When Sales directors are trying to solve sales problems such as low customer retention or poor conversion ratios, they would want their sales managers to reach out to prospects who moved up in the sales funnel but didn’t finally make the purchase. The idea behind Lost Sale Analysis is to identify the barriers for the sale by reaching out to the lost customers or prospects. While in principle this makes sense, there are several practical bottlenecks:
Here is one more systemic reason for why Lost Sale Analysis isn’t helpful. For Ex: If a lost customer gives a missing product feature as a reason for non-purchase, then what about customers who purchased the product even when this feature was missing? Thus the absence or presence of any factor for non-purchase isn’t validated with won customers.
The most common problem with using Lost Sale Analysis is to take many actions which are not necessary or sometimes even harmful to the objective of increasing sales.
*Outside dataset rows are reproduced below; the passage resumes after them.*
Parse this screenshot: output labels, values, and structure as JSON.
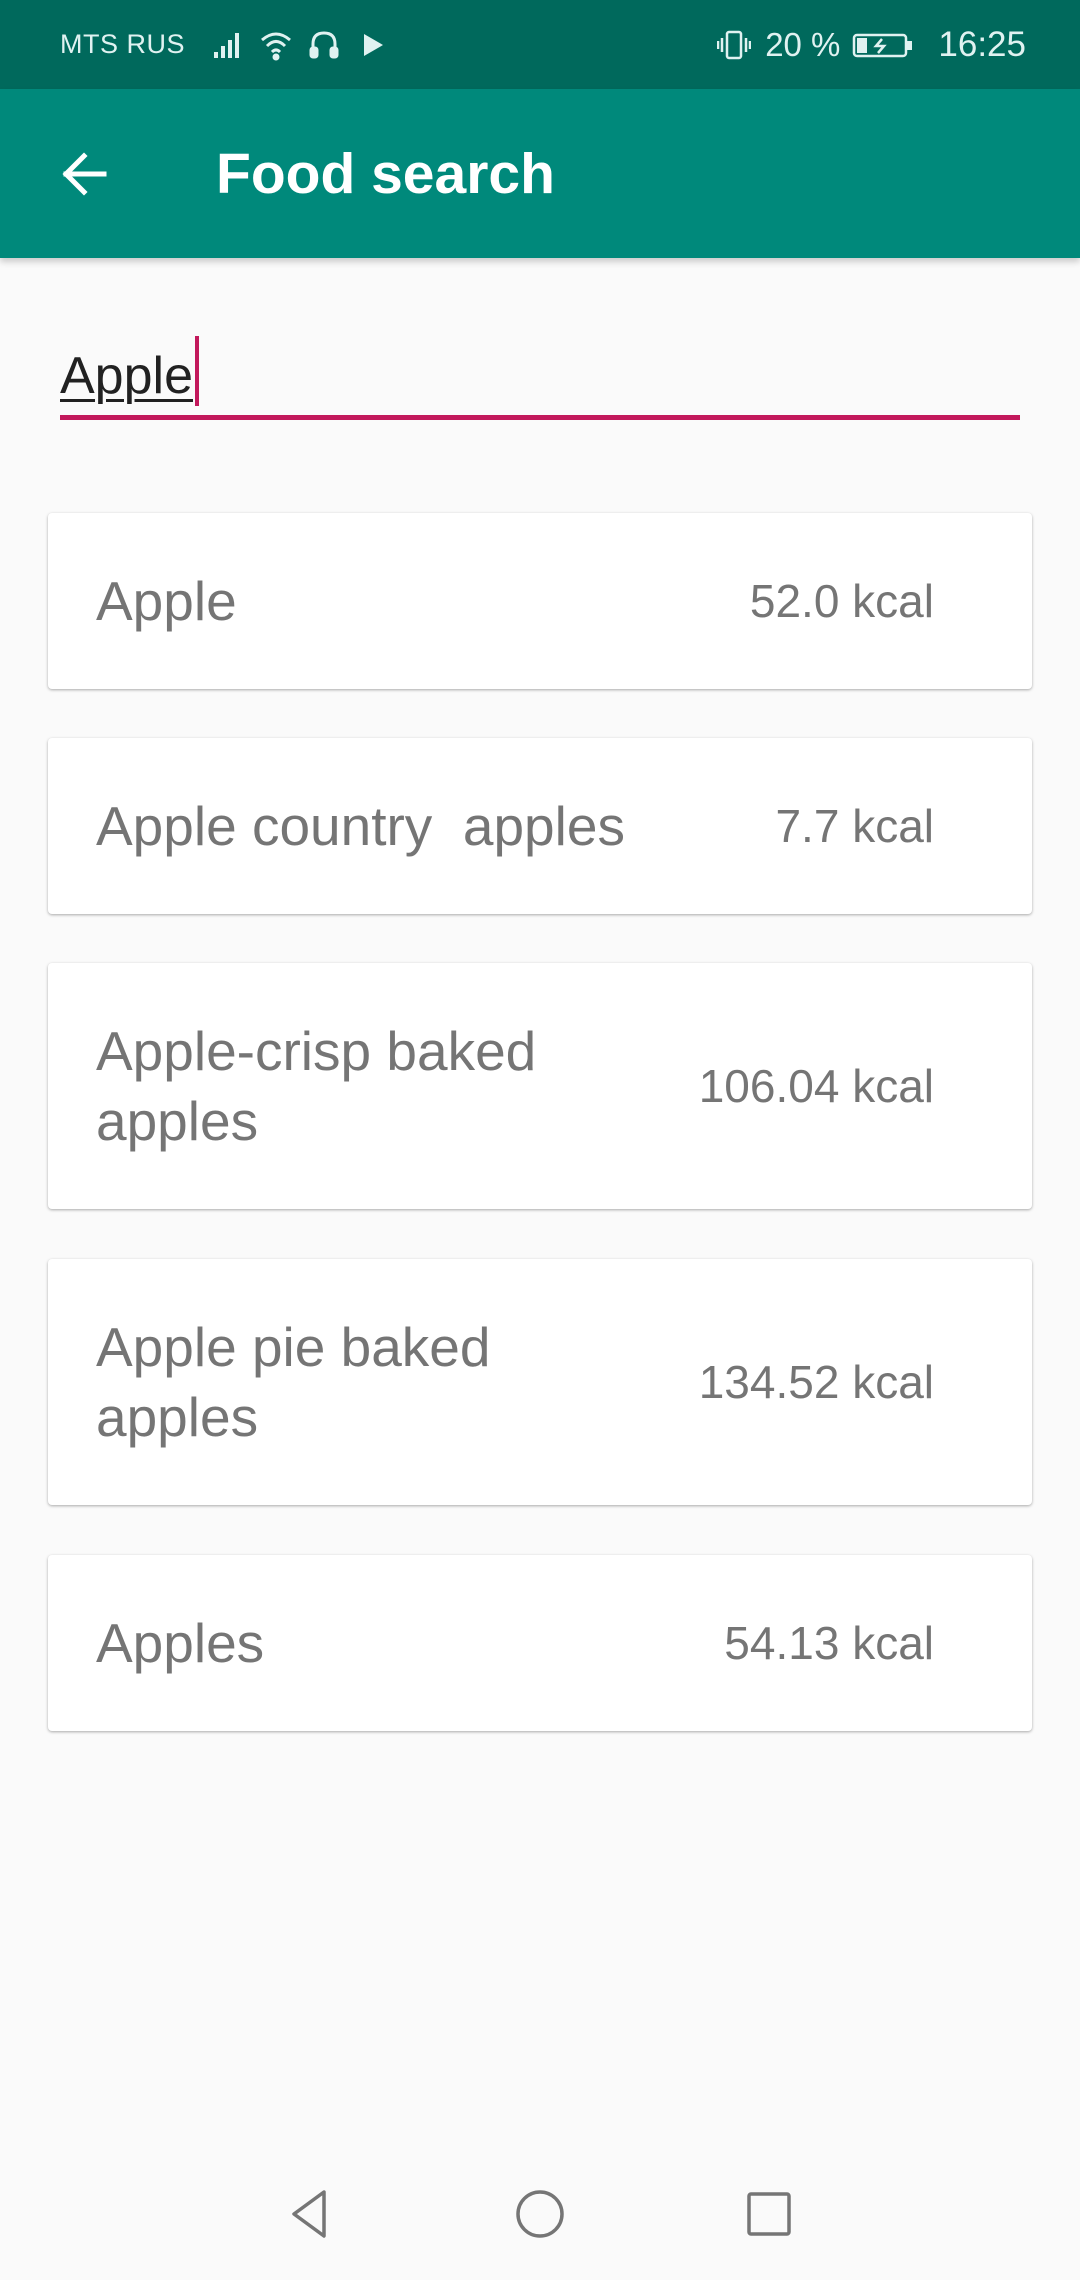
{
  "status_bar": {
    "carrier": "MTS RUS",
    "battery_percent": "20 %",
    "time": "16:25",
    "icons": [
      "signal-icon",
      "wifi-icon",
      "headset-icon",
      "play-icon",
      "vibrate-icon",
      "battery-charging-icon"
    ]
  },
  "app_bar": {
    "title": "Food search",
    "back_icon": "arrow-back-icon"
  },
  "search": {
    "value": "Apple"
  },
  "results": [
    {
      "name": "Apple",
      "kcal": "52.0 kcal"
    },
    {
      "name": "Apple country  apples",
      "kcal": "7.7 kcal"
    },
    {
      "name": "Apple-crisp baked apples",
      "kcal": "106.04 kcal"
    },
    {
      "name": "Apple pie baked apples",
      "kcal": "134.52 kcal"
    },
    {
      "name": "Apples",
      "kcal": "54.13 kcal"
    }
  ],
  "nav_bar": {
    "icons": [
      "nav-back-icon",
      "nav-home-icon",
      "nav-recents-icon"
    ]
  },
  "colors": {
    "status_bar": "#00695c",
    "app_bar": "#00897b",
    "accent": "#c2185b",
    "background": "#fafafa"
  }
}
For example, making the employee ask too many questions to the customer to understand customer needs before showing a suitable product or variant.
Most sales team members don’t trust this analysis because it’s just used as a mechanism to pinpoint mistakes in their skill or will by their managers.
So what is the alternative?
Consider analysing both sales Lost and Won. Learn more about how to perform Win-Loss Analysis.